Apple Just Pulled iPhones Off the Shelves in Germany After a Court Order and This Could Be Just the Beginning
TIANJIN, CHINA - 2017/10/01: Chinese customers are trying the new iPhone 8 in an Apple store. In Sept., iPhone 8 arrived on the market, but in many Apple retail stores around the world queues disappeared, especially in China, even though the actual selling price has declined, which is very rare. (Photo by Zhang Peng/LightRocket via Getty Images)

A court in Munich has ruled in favor of Qualcomm Tech against Apple—whom it alleges infringed patents on the tech company's battery-saving technology.

Apple plans to appeal the verdict, however Qualcomm paid a €1.3 billion ($1.2 billion) bond to get the iPhone models 7 and 8 (the models which use the technology in question) off the shelves in Apple stores and third-party locations alike.

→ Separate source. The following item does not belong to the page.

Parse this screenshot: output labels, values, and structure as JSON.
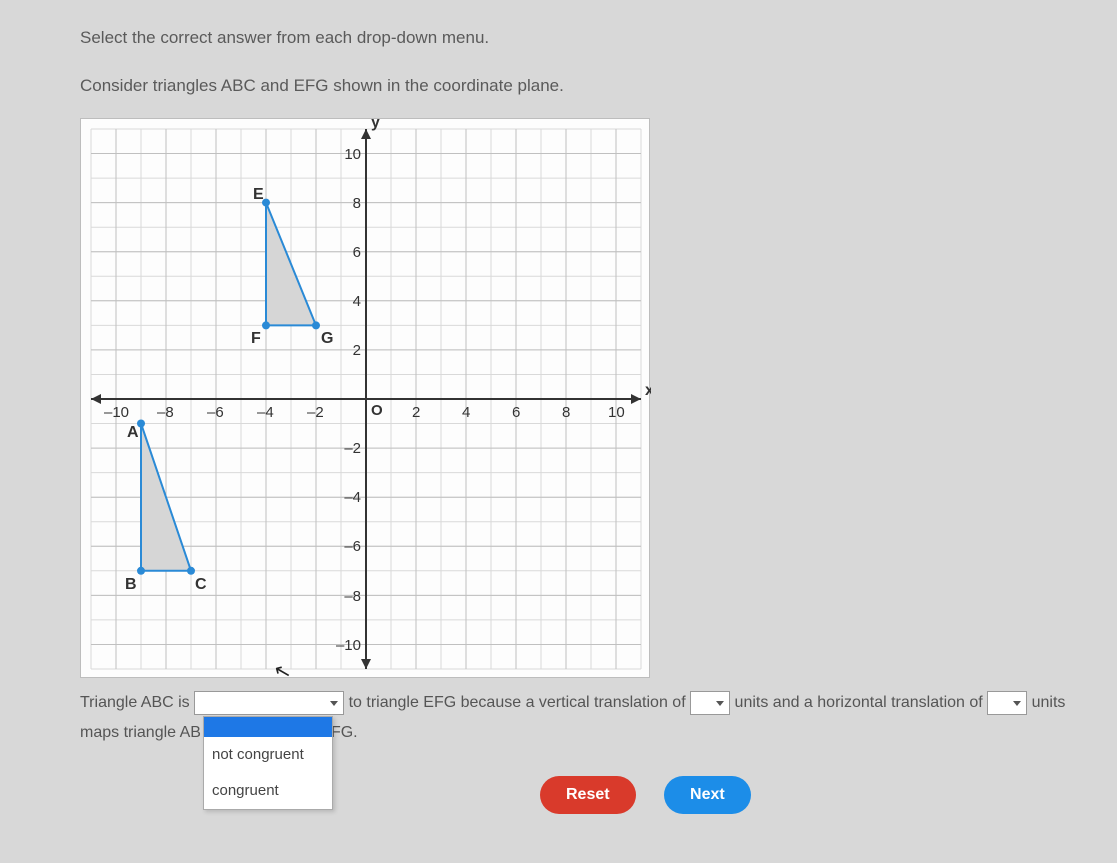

Only the iPhone XS and iPhone XR will be available to purchase for the time being.

Under German law, court verdicts can be enforced despite ongoing appeals, provided the winner of the suit pays a bond to cover damages should the appeal overturn the previous verdict, so that $1.2 billion would go to Apple should it win on appeal.

The court's conclusion couldn't come at a worse time for the company, whose stock plummeted 10% after it lowered its expected profits in response to a decrease in Chinese demand resulting from another injunction requested by Qualcomm. With the announcement, Apple fell to the fourth slot of the United States' biggest companies—a slot which it used to dominate.

What's more, this may not be the last time iPhone models using the battery-saving technology are forced off the shelves.

Qualcomm—based in California—has sought restitution in the United States as well.

For its part, Apple is remaining steadfast in its assertion that Qualcomm's case is bogus.

One Apple spokesperson said:

"Qualcomm's campaign is a desperate attempt to distract from the real issues between our companies. Qualcomm insists on charging exorbitant fees based on work they didn't do and they are being investigated by governments all around the world for their behavior."

Qualcomm has faced investigations on multiple continents for predatory pricing and monopolistic practices.

Apple faces a substantial threat should it lose its appeal.

Not only would two of the top-selling models be stripped from circulation, but the battery-saving technology that helped allay some of the biggest consumer complaints regarding iPhones—their battery life—could be disallowed as well.

The improvements to the battery technology have been lauded by consumers.

Apple will have to go back to the drawing board should it fail to get the verdict overturned.